Our own Gordon Adams routinely points out that any consensus on debt reduction, including an escape from the sequestration impasse, is unlikely before the November elections. In a recent Defense News article, though, he moved on to answer the “what then” question:
It’s not definitive, but the opportunity for a deal is enormous when you get to November and December.
There’s good reason for that sentiment, as Defense News went on to explain:
Around that time, the U.S. Treasury is expected to ask for another extension of the debt ceiling or risk defaulting on U.S. debt. The tax cuts that were first signed into law by President George W. Bush are set to expire at midnight on New Year’s Eve. Appropriations bills for fiscal 2013 will need to be passed, or at the very least a temporary spending bill to avert a government shutdown. Reauthorization is needed for the farm bill and transportation funding. Plus, the so-called “doc fix,” a temporary measure by which doctors are paid by Medicare, will also require legislative action.*

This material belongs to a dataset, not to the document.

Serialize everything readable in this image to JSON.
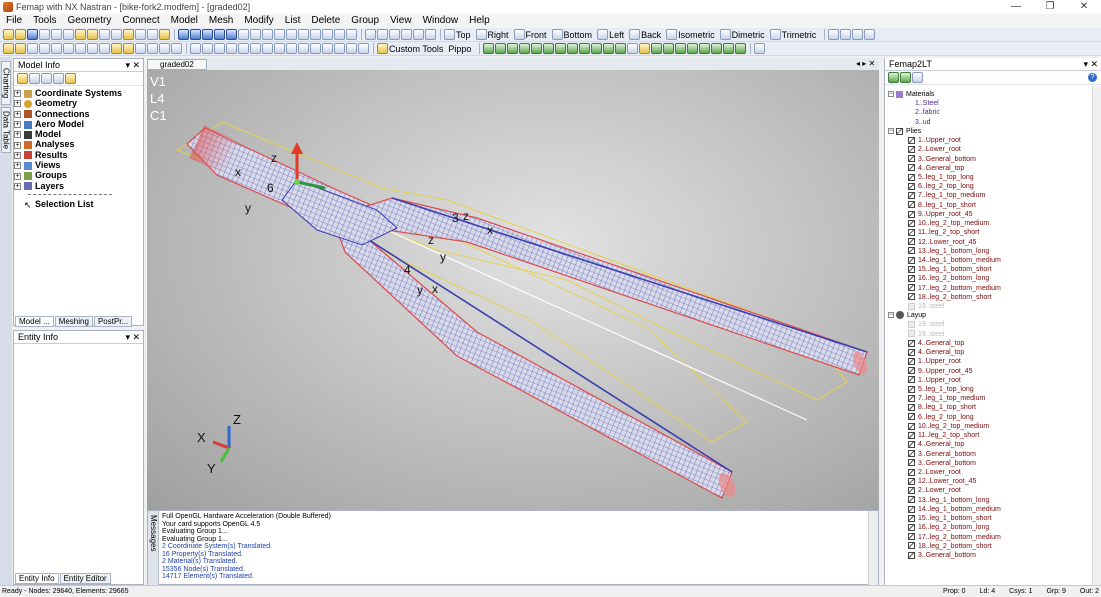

Gordon has been saying all along that everything needs to be on the table to reach a real debt reduction agreement. Late this year will be the first time that the table is fully loaded – and hence the best time to serve up the actual deal.
* Note that this list could also include expiration of the payroll tax break and related questions about unemployment benefits, as the article separately referenced.